(Beginning of DATA PROVIDED)

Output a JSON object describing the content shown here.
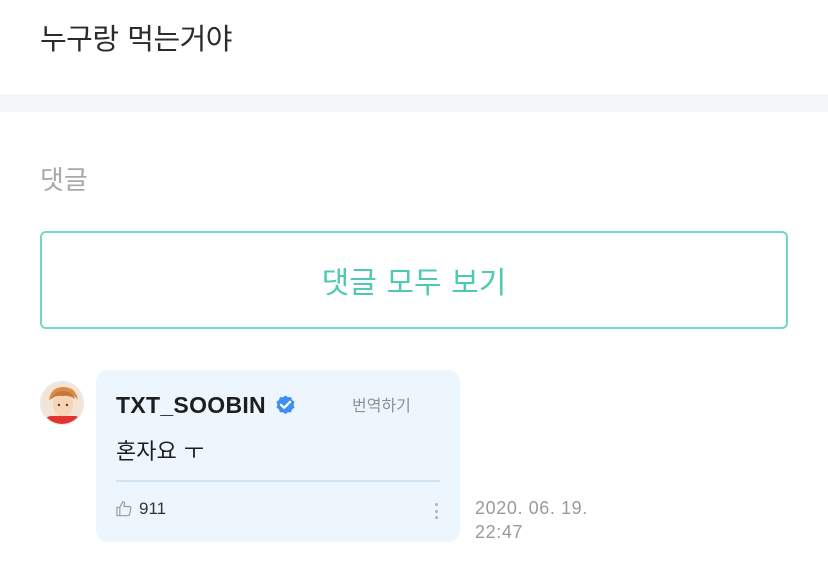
{
  "post": {
    "text": "누구랑 먹는거야"
  },
  "comments": {
    "section_title": "댓글",
    "view_all_label": "댓글 모두 보기",
    "items": [
      {
        "author": "TXT_SOOBIN",
        "verified": true,
        "translate_label": "번역하기",
        "body": "혼자요 ㅜ",
        "likes": "911",
        "date": "2020. 06. 19.",
        "time": "22:47"
      }
    ]
  },
  "colors": {
    "accent": "#4fc9b3",
    "bubble": "#eef6fd",
    "verified": "#3d8ff3"
  },
  "icons": {
    "verified": "verified-badge-icon",
    "like": "thumbs-up-icon",
    "more": "more-vertical-icon"
  }
}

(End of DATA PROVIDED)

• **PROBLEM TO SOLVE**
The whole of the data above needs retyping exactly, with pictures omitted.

• **RESULT OF THIS EXERCISE**
Output a JSON object describing the content shown here.
{
  "post": {
    "text": "누구랑 먹는거야"
  },
  "comments": {
    "section_title": "댓글",
    "view_all_label": "댓글 모두 보기",
    "items": [
      {
        "author": "TXT_SOOBIN",
        "verified": true,
        "translate_label": "번역하기",
        "body": "혼자요 ㅜ",
        "likes": "911",
        "date": "2020. 06. 19.",
        "time": "22:47"
      }
    ]
  },
  "colors": {
    "accent": "#4fc9b3",
    "bubble": "#eef6fd",
    "verified": "#3d8ff3"
  },
  "icons": {
    "verified": "verified-badge-icon",
    "like": "thumbs-up-icon",
    "more": "more-vertical-icon"
  }
}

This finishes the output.